Scott Holtzman said...

Ours is the altar of a service economy built upon the postindustrial rubble of the modern culture in a technological landscape we now view as “society”.

What you so well put in to print grasps the finer considerations and conclusions my wife and I with prayerful trepidation viewed as the direction we are no longer headed, but ‘feel’ the ever-present pull from behind.

Leaving it’s “orbit”, if you will is the pressure point of gravity we feel from family, friends and so many unnamed “forces” of the culture and society we deem separate from today is the greater weight of our departure. Our job is not stopping or leaning back toward Sodom on the way.

We have found becoming free of Egypt’s bondage that in our “Out of Egypt” experience is that we are now faced with getting “Egypt Out of Us”!

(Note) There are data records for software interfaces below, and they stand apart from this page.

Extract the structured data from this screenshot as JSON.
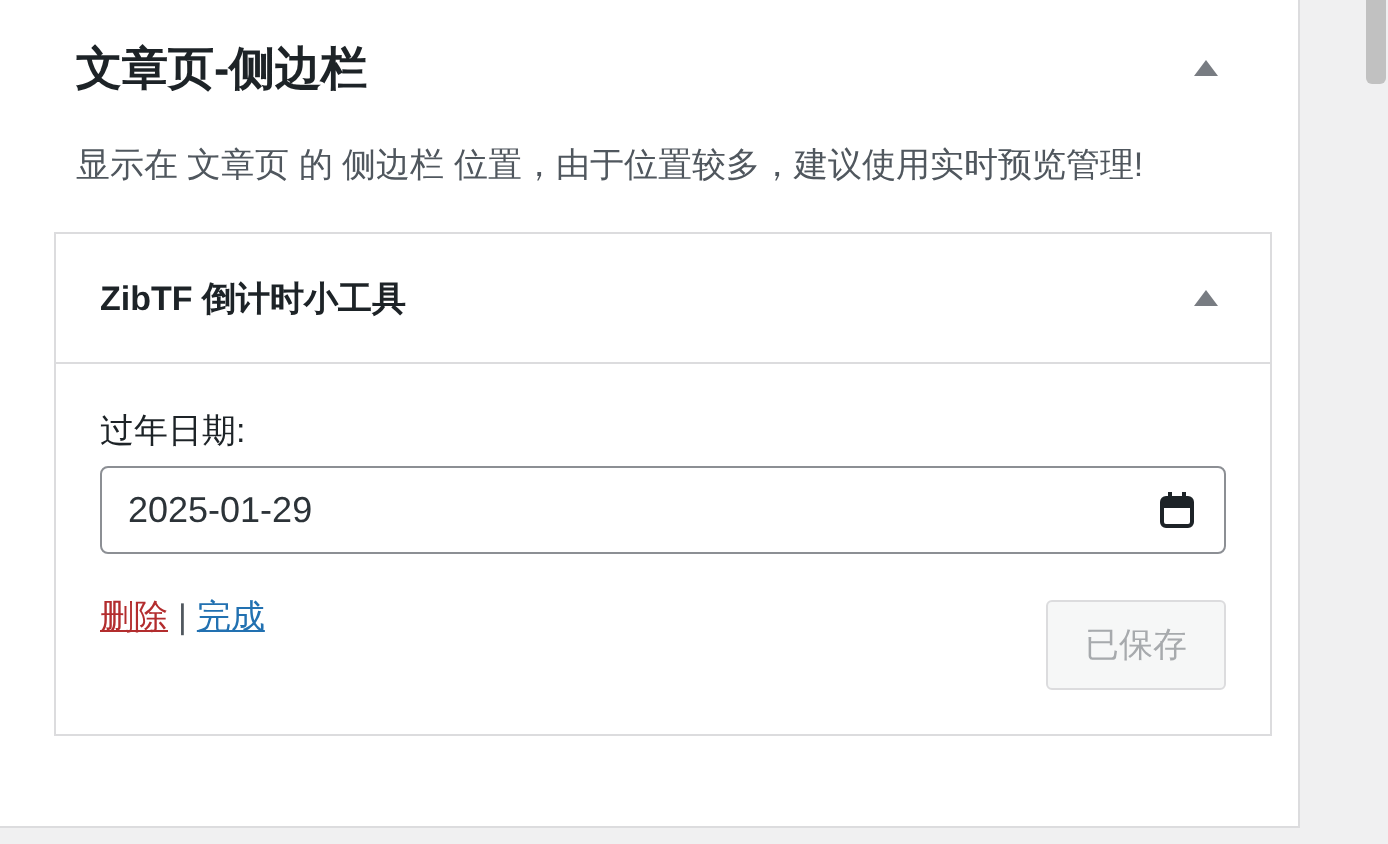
{
  "section": {
    "title": "文章页-侧边栏",
    "expanded": true,
    "description": "显示在 文章页 的 侧边栏 位置，由于位置较多，建议使用实时预览管理!"
  },
  "widget": {
    "title": "ZibTF 倒计时小工具",
    "expanded": true,
    "field": {
      "label": "过年日期:",
      "value": "2025-01-29"
    },
    "links": [
      {
        "label": "删除",
        "kind": "delete"
      },
      {
        "label": "完成",
        "kind": "done"
      }
    ],
    "separator": "|",
    "button": {
      "label": "已保存",
      "disabled": true
    }
  }
}
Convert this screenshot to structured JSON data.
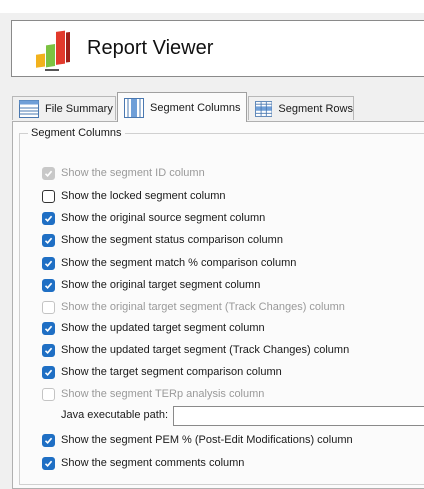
{
  "app": {
    "title": "Report Viewer"
  },
  "tabs": [
    {
      "label": "File Summary",
      "icon": "file-summary-icon"
    },
    {
      "label": "Segment Columns",
      "icon": "segment-columns-icon",
      "active": true
    },
    {
      "label": "Segment Rows",
      "icon": "segment-rows-icon"
    }
  ],
  "group": {
    "title": "Segment Columns"
  },
  "options": [
    {
      "label": "Show the segment ID column",
      "checked": true,
      "disabled": true
    },
    {
      "label": "Show the locked segment column",
      "checked": false,
      "disabled": false
    },
    {
      "label": "Show the original source segment column",
      "checked": true,
      "disabled": false
    },
    {
      "label": "Show the segment status comparison column",
      "checked": true,
      "disabled": false
    },
    {
      "label": "Show the segment match % comparison column",
      "checked": true,
      "disabled": false
    },
    {
      "label": "Show the original target segment column",
      "checked": true,
      "disabled": false
    },
    {
      "label": "Show the original target segment (Track Changes) column",
      "checked": false,
      "disabled": true
    },
    {
      "label": "Show the updated target segment column",
      "checked": true,
      "disabled": false
    },
    {
      "label": "Show the updated target segment (Track Changes) column",
      "checked": true,
      "disabled": false
    },
    {
      "label": "Show the target segment comparison column",
      "checked": true,
      "disabled": false
    },
    {
      "label": "Show the segment TERp analysis column",
      "checked": false,
      "disabled": true
    },
    {
      "label": "Show the segment PEM % (Post-Edit Modifications) column",
      "checked": true,
      "disabled": false
    },
    {
      "label": "Show the segment comments column",
      "checked": true,
      "disabled": false
    }
  ],
  "java": {
    "label": "Java executable path:",
    "value": "",
    "placeholder": ""
  },
  "colors": {
    "accent": "#1f6fc4",
    "panel": "#f0f0f0"
  }
}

The roots of our culture like the taproot of a dandelion, goes deep in to the soil of our souls. Causing us to be ever mindful to tend to our own gardens daily, least we be choked out by the weeds of our discontent or bitter sorrows in saying farewell to those who choose to remain in Sodom and the present circumstances you so well articulated.
Thank you for such a moving and inspiring post Herrick. Well done!

Herrick Kimball said...

jfc.... I did leave "toys" out of that quote. I like the variation you shared.

KS.... I plan to read the two chapters of your book manuscript this weekend. Do not be discouraged. If the Lord has put it on your heart to write a book, then stay with it.

Scott...... I particularly like this quote of yours: "The roots of our culture like the taproot of a dandelion, goes deep in to the soil of our souls. Causing us to be ever mindful to tend to our own gardens daily, least we be choked out by the weeds of our discontent"

Thank you everyone for your comments.

anduin said...

Exactly', ,sometimes it's so difficult to catch a glimps of Christ, him being surrounded by such a crowd of miserable sinners , that I try to find him surrounded by rabbi,s
'Naught shelters thee, who wilt not shelter me'